• Problem description:
Search the lines of the records for the word "text", and copy every line that has it.
(Dataset records begins)
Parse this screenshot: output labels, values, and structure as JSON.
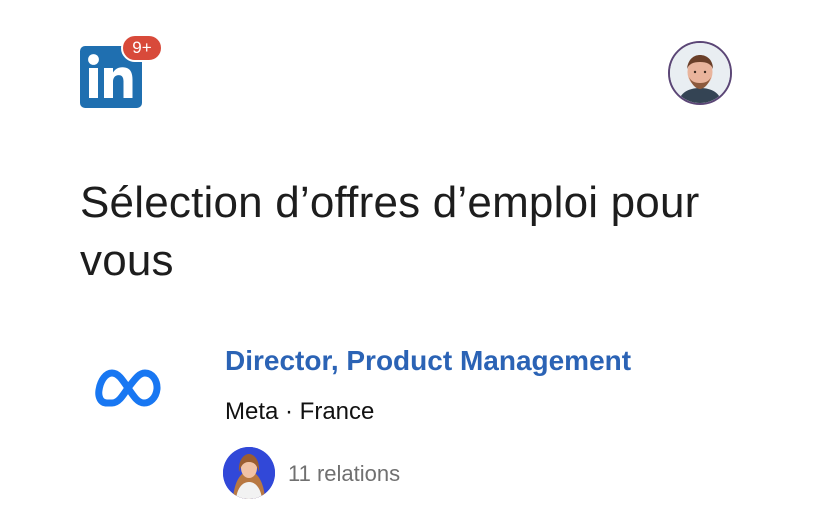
{
  "header": {
    "notification_badge": "9+",
    "logo_icon": "linkedin-logo-icon",
    "profile_icon": "profile-avatar"
  },
  "page": {
    "title": "Sélection d’offres d’emploi pour vous"
  },
  "job": {
    "title": "Director, Product Management",
    "company_and_location": "Meta · France",
    "relations": "11 relations",
    "company_logo_icon": "meta-logo-icon"
  },
  "colors": {
    "linkedin_blue": "#1f6fb0",
    "badge_red": "#d84a3a",
    "job_title_blue": "#2b63b5",
    "meta_blue": "#1877f2"
  }
}
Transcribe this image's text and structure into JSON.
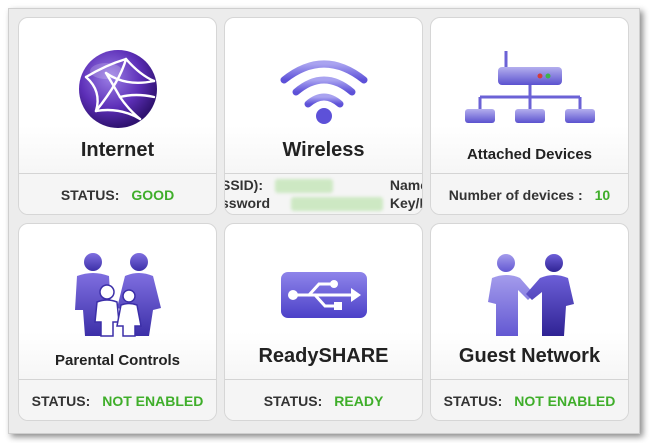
{
  "tiles": {
    "internet": {
      "title": "Internet",
      "status_label": "STATUS:",
      "status_value": "GOOD",
      "icon": "globe-icon"
    },
    "wireless": {
      "title": "Wireless",
      "icon": "wifi-icon",
      "row1_left": "SSID):",
      "row1_right": "Name",
      "row2_left": "ssword",
      "row2_right": "Key/F"
    },
    "attached_devices": {
      "title": "Attached Devices",
      "status_label": "Number of devices :",
      "status_value": "10",
      "icon": "router-network-icon"
    },
    "parental_controls": {
      "title": "Parental Controls",
      "status_label": "STATUS:",
      "status_value": "NOT ENABLED",
      "icon": "family-icon"
    },
    "readyshare": {
      "title": "ReadySHARE",
      "status_label": "STATUS:",
      "status_value": "READY",
      "icon": "usb-icon"
    },
    "guest_network": {
      "title": "Guest Network",
      "status_label": "STATUS:",
      "status_value": "NOT ENABLED",
      "icon": "handshake-icon"
    }
  },
  "colors": {
    "accent": "#6a5acd",
    "status_good": "#3fae2a",
    "text": "#222222"
  }
}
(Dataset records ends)
• Response to this task:
Transcribe this image's text and structure into JSON.
    "text": "#222222"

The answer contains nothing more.